**What to work on**
What is the count of lines in the material below that hold "mouse"? Answer with only that number.

**Records shown**
##############################
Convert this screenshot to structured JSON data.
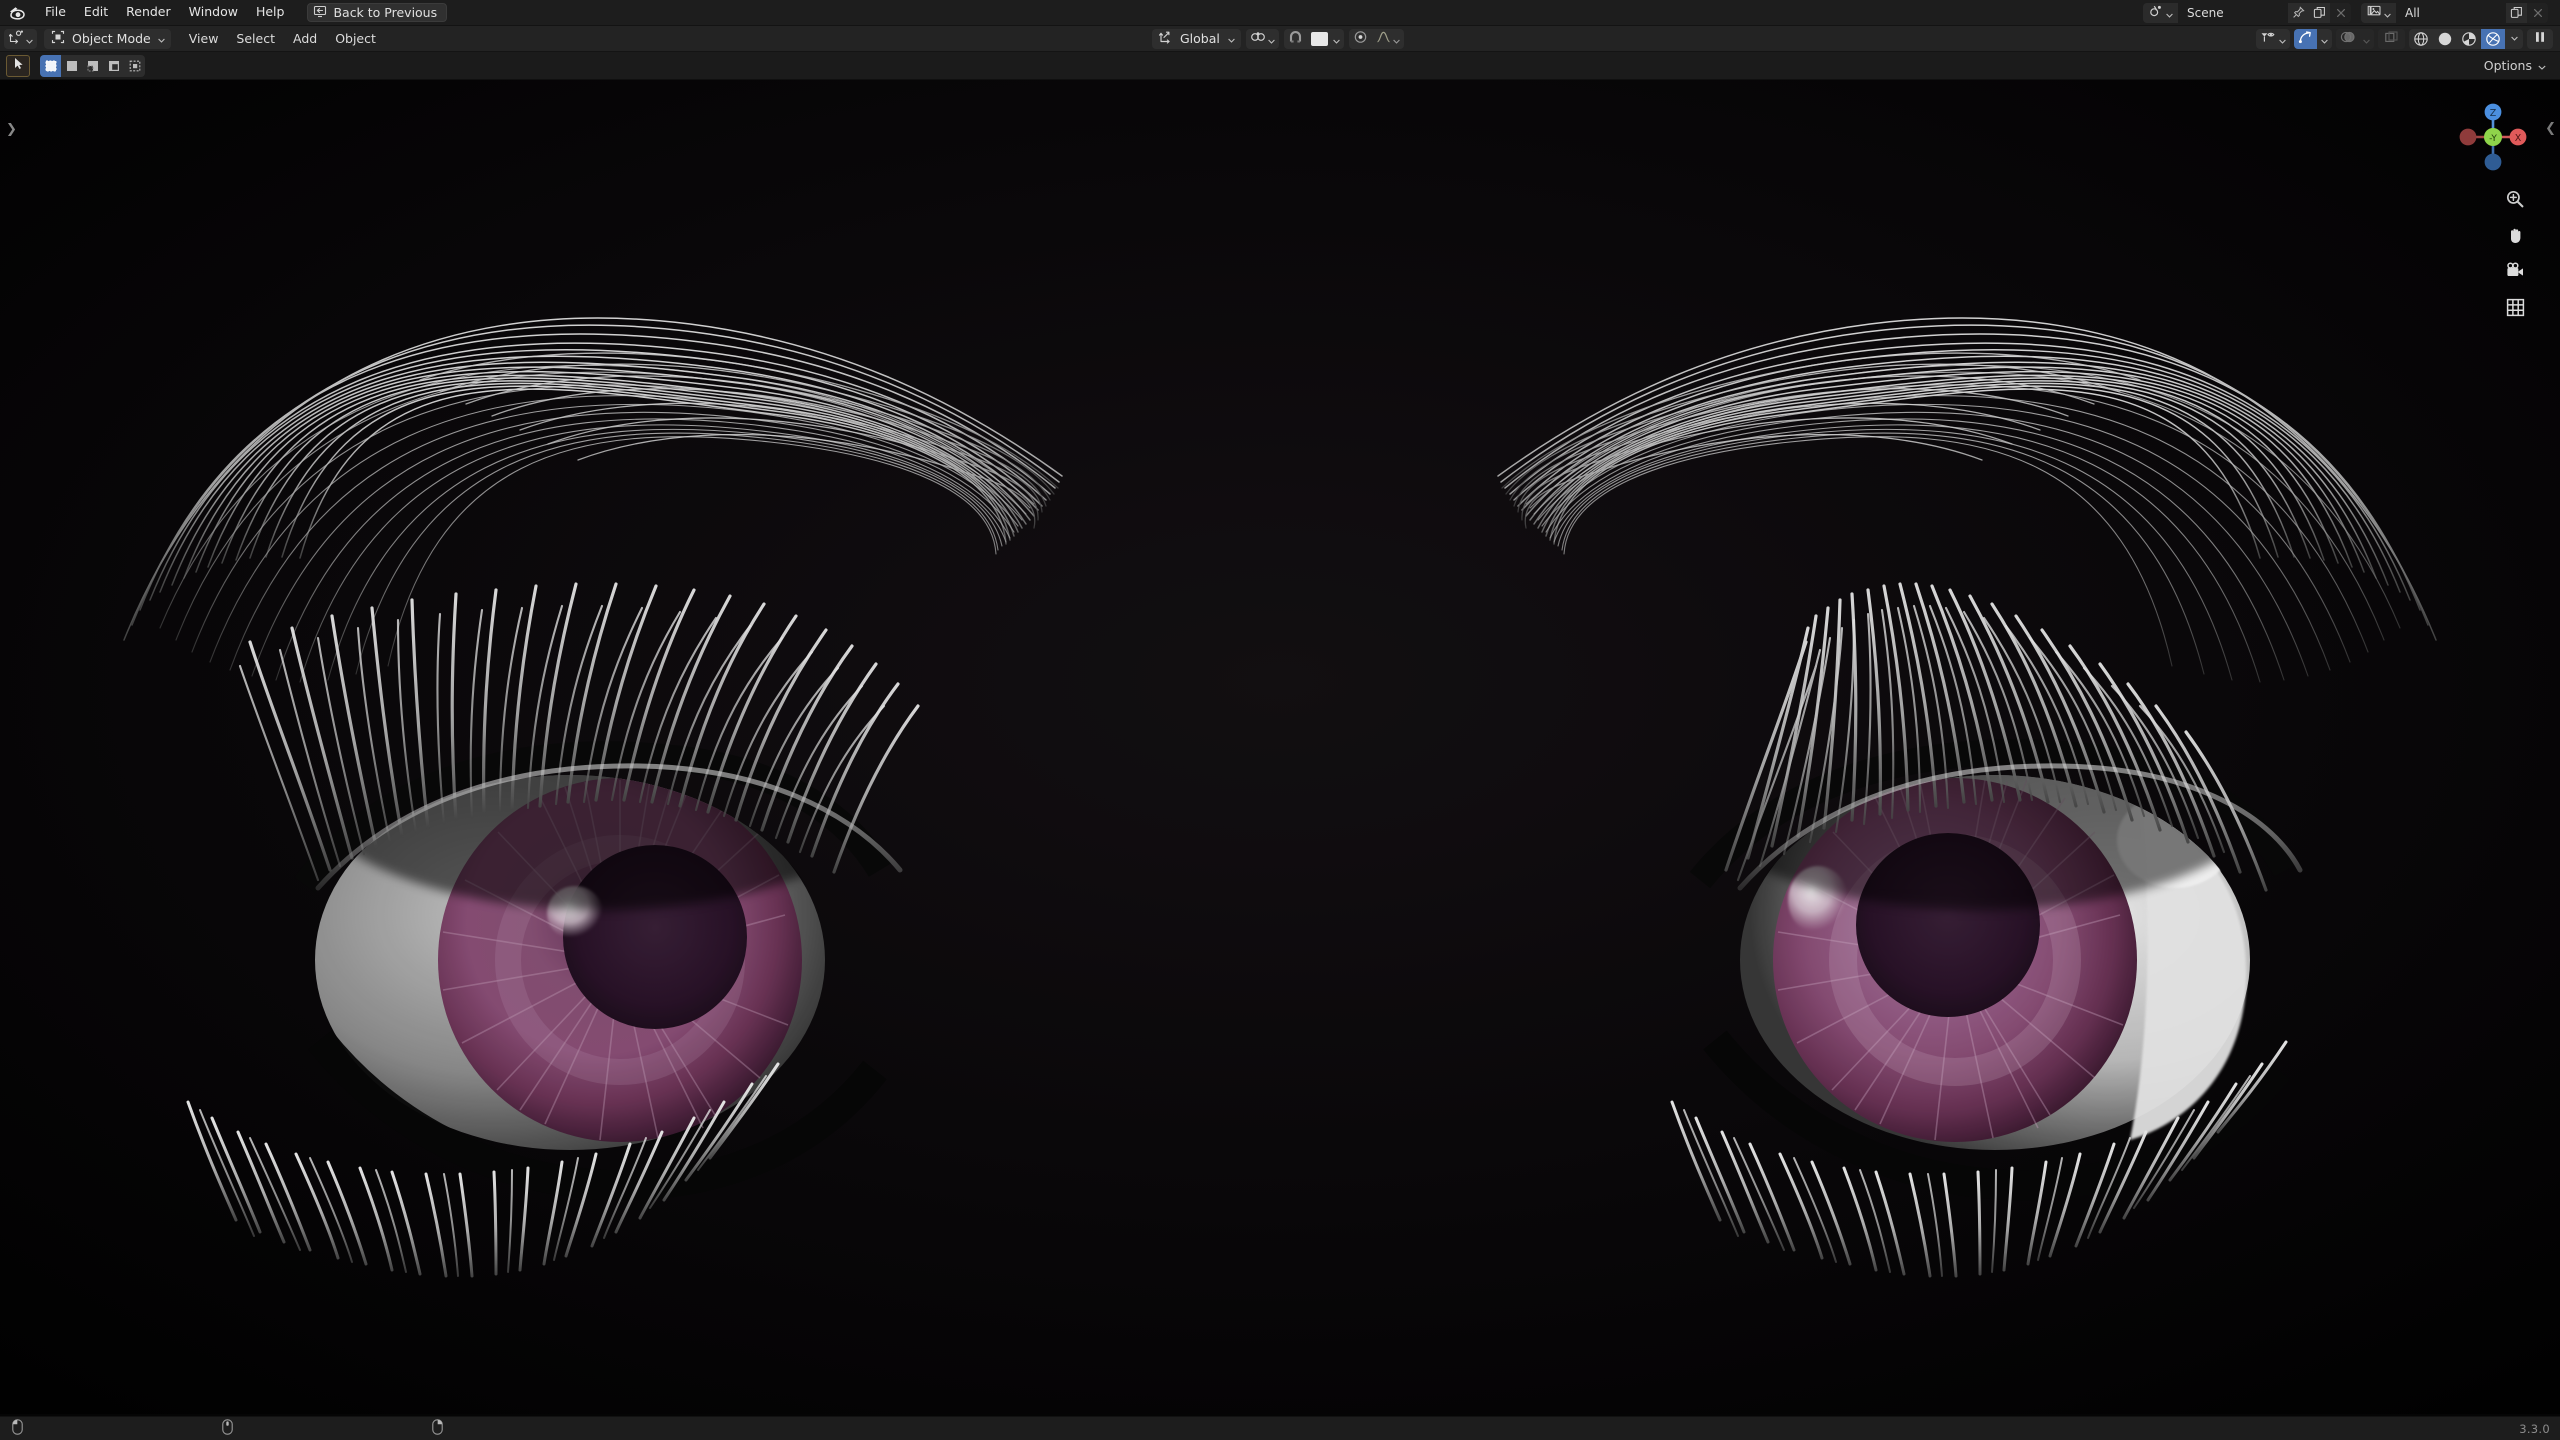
{
  "app": {
    "name": "Blender",
    "version": "3.3.0",
    "logo_icon": "blender-logo-icon"
  },
  "topbar": {
    "menus": [
      {
        "label": "File",
        "name": "menu-file"
      },
      {
        "label": "Edit",
        "name": "menu-edit"
      },
      {
        "label": "Render",
        "name": "menu-render"
      },
      {
        "label": "Window",
        "name": "menu-window"
      },
      {
        "label": "Help",
        "name": "menu-help"
      }
    ],
    "back_button": {
      "label": "Back to Previous",
      "icon": "back-to-previous-icon"
    },
    "scene": {
      "icon": "scene-data-icon",
      "name": "Scene",
      "pin_icon": "pin-icon",
      "new_icon": "new-scene-icon",
      "unlink_icon": "unlink-scene-icon"
    },
    "view_layer": {
      "icon": "view-layer-icon",
      "name": "All",
      "new_icon": "new-view-layer-icon",
      "remove_icon": "remove-view-layer-icon"
    }
  },
  "viewport_header": {
    "editor_type_icon": "editor-type-3d-viewport-icon",
    "mode": {
      "icon": "object-mode-icon",
      "label": "Object Mode",
      "chevron": "chevron-down-icon"
    },
    "menus": [
      {
        "label": "View",
        "name": "viewport-menu-view"
      },
      {
        "label": "Select",
        "name": "viewport-menu-select"
      },
      {
        "label": "Add",
        "name": "viewport-menu-add"
      },
      {
        "label": "Object",
        "name": "viewport-menu-object"
      }
    ],
    "transform_orientation": {
      "icon": "transform-orientation-icon",
      "label": "Global",
      "chevron": "chevron-down-icon"
    },
    "snapping": {
      "magnet_icon": "snap-magnet-icon",
      "magnet_enabled": false,
      "target_icon": "snap-target-icon"
    },
    "proportional_editing": {
      "toggle_icon": "proportional-editing-icon",
      "enabled": false,
      "falloff_icon": "smooth-falloff-icon"
    },
    "right_controls": {
      "visibility_icon": "object-visibility-icon",
      "gizmo_icon": "gizmo-toggle-icon",
      "gizmo_enabled": true,
      "overlays_icon": "overlays-toggle-icon",
      "overlays_enabled": false,
      "xray_icon": "toggle-xray-icon",
      "pause_icon": "pause-render-icon"
    },
    "shading_modes": [
      {
        "name": "shading-wireframe",
        "icon": "wireframe-icon",
        "active": false
      },
      {
        "name": "shading-solid",
        "icon": "solid-sphere-icon",
        "active": false
      },
      {
        "name": "shading-material-preview",
        "icon": "material-preview-icon",
        "active": false
      },
      {
        "name": "shading-rendered",
        "icon": "rendered-icon",
        "active": true
      }
    ]
  },
  "tool_header": {
    "active_tool_icon": "tweak-tool-icon",
    "select_modes": [
      {
        "name": "select-set",
        "icon": "select-set-icon",
        "active": true
      },
      {
        "name": "select-extend",
        "icon": "select-extend-icon",
        "active": false
      },
      {
        "name": "select-subtract",
        "icon": "select-subtract-icon",
        "active": false
      },
      {
        "name": "select-invert",
        "icon": "select-invert-icon",
        "active": false
      },
      {
        "name": "select-intersect",
        "icon": "select-intersect-icon",
        "active": false
      }
    ],
    "options": {
      "label": "Options",
      "chevron": "chevron-down-icon"
    }
  },
  "viewport": {
    "background_color": "#050505",
    "sidebar_toggle_icon": "expand-sidebar-chevron-icon",
    "nav_gizmo": {
      "axes": [
        {
          "label": "Z",
          "color": "#4b8fe0",
          "name": "gizmo-axis-z"
        },
        {
          "label": "X",
          "color": "#e05a5a",
          "name": "gizmo-axis-x"
        },
        {
          "label": "-Y",
          "color": "#8fd44b",
          "name": "gizmo-axis-negative-y"
        },
        {
          "label": "",
          "color": "#8f3b3b",
          "name": "gizmo-axis-negative-x"
        },
        {
          "label": "",
          "color": "#2f5c94",
          "name": "gizmo-axis-negative-z"
        }
      ]
    },
    "nav_tools": [
      {
        "name": "zoom-view-icon",
        "icon": "zoom-icon"
      },
      {
        "name": "pan-view-icon",
        "icon": "hand-icon"
      },
      {
        "name": "camera-view-icon",
        "icon": "camera-icon"
      },
      {
        "name": "toggle-orthographic-icon",
        "icon": "grid-icon"
      }
    ],
    "scene_content": {
      "description": "Photorealistic rendered pair of eyes with hair-particle eyelashes and eyebrows on black background",
      "iris_color": "#7a4568",
      "iris_highlight_color": "#d8b8cf",
      "pupil_color": "#2a1428",
      "sclera_color": "#e8e8e8",
      "hair_color": "#d9d9d9"
    }
  },
  "statusbar": {
    "hints": [
      {
        "icon": "mouse-left-button-icon",
        "label": "",
        "name": "status-hint-left-mouse"
      },
      {
        "icon": "mouse-middle-button-icon",
        "label": "",
        "name": "status-hint-middle-mouse"
      },
      {
        "icon": "mouse-right-button-icon",
        "label": "",
        "name": "status-hint-right-mouse"
      }
    ],
    "version": "3.3.0"
  }
}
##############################
**Answer below**
6